Sugar is the familiar and common name for sucrose, a naturally occurring substance in nature, formed in plants a during plant respiration and photosynthesis. Sucrose is a carbohydrate, small simple molecule composed of carbon-oxygen-hydrogen organized into two carbon-based circles. The word carbohydrate reflects its nature -- carbon chain or circle that is hydrated: i.e. linked with hydrogen and oxygen. Remember that water is two hydrogen atoms and one oxygen atom. The sucrose compound has two smaller components: glucose and fructose. These are very similar but different enough that they have different fates once ingested into our intestines.
Complex sugars are not directly absorbed from our intestine into our blood stream. Complex sugars must be "broken down" or "cleaved" into simple sugars. Sucrose is a complex sugar of two simple sugar molecules: glucose and fructose, and both are easily absorbable into our blood. Sucrose is not. Glucose is our basic and essential energy molecule. It is absorbed easily as a simple molecule. Once absorbed into our blood stream, its journey is to circulate and then be transported into tissue cells, where it enters a pathway for liberation of energy molecules. All tissues depend upon glucose for essential energy.
Our pancreas senses glucose molecules
Diabetes is a condition where individuals do not produce adequate insulin to fulfill their body's requirements and/or their cells do not respond appropriately to insulin. Insulin is predominant as it strikes glucose, sugar, into the body's cells from the blood. It additionally has a number of alternative results on metabolism.
The meals that human beings consume provide the body with glucose, which is utilized by the cells as a supply of power. If insulin is not produced or does not work properly to move glucose from the blood into cells, glucose will stay within the blood. Excessive blood glucose levels are toxic, and cells that don't get glucose miss the fuel they need.
There are two types of diabetes: Type 1 diabetes and Type 2 diabetes.

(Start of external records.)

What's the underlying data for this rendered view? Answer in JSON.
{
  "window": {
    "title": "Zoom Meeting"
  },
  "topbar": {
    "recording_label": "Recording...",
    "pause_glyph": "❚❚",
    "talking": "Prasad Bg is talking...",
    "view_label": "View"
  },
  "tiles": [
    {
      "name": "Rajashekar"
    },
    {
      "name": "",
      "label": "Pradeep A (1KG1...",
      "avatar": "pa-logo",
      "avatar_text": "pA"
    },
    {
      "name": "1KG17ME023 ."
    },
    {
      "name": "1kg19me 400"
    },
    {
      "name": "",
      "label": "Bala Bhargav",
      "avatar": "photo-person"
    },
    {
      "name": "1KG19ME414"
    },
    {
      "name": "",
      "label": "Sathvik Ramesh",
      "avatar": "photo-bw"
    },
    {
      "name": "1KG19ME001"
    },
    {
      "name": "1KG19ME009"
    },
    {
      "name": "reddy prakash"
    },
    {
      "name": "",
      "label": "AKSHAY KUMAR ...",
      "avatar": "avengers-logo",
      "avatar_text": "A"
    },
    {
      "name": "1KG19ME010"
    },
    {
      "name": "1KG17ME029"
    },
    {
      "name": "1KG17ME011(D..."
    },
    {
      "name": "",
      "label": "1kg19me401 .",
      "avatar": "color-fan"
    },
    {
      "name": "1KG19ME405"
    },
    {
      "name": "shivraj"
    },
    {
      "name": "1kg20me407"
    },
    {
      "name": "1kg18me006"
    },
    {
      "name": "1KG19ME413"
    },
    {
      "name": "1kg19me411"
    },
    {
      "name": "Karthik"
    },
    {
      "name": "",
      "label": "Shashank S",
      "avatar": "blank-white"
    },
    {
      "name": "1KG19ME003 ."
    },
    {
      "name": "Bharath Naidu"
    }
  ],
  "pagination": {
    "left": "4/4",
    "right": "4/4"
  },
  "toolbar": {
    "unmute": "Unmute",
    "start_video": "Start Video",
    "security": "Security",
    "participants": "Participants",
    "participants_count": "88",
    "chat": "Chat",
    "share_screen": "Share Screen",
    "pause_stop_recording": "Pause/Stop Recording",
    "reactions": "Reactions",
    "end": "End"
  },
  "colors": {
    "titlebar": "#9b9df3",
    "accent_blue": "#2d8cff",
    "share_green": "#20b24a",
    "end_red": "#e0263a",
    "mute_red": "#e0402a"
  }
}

More than 85% of individuals with diabetes have type 2. Total, about 30 million people in North America have diabetes. It has been found that about two-thirds of persons with type 2 are aware of it and are receiving therapy, and for a lot of people, early signs of having diabetes aren't noticeable without testing.
Type 1 diabetes happens when the pancreas can not produce insulin. Every person with type 1 diabetes requires insulin injections.
Type 2 diabetes happens
According to researchers at the University of Bloomington in Indiana and several other US Research Institutions, lung cancer could be a bigger threat to Type 2 diabetics than to non-diabetics. In May of 2016, the British Journal of Cancer recorded the results of a study on 2484 women who had been diagnosed with lung cancer. Those with Type 2 diabetes were 27 percent more likely to die within almost three years. Women with the longest time as diabetics, those treated with insulin, and, surprisingly, those treated with Metformin also ran a high risk of dying within a short period.
How can Type 2 diabetics or anyone else for that fact, prevent developing lung cancer? According to the Centers for Disease Control and Prevention in Atlanta, United States, the single greatest cause of lung cancer is tobacco smoke, whether from cigarettes, pipes, cigars, or other household members. Ninety percent of lung cancer sufferers in the US are tobacco smokers.
Marijuana smoke has many of the same irritants, toxins, and cancer-causing chemicals as tobacco. Marijuana smokers tend to hold the smoke in their lungs longer than tobacco smokers, causing more exposure to tar. More research will demonstrate whether marijuana smoke can also be linked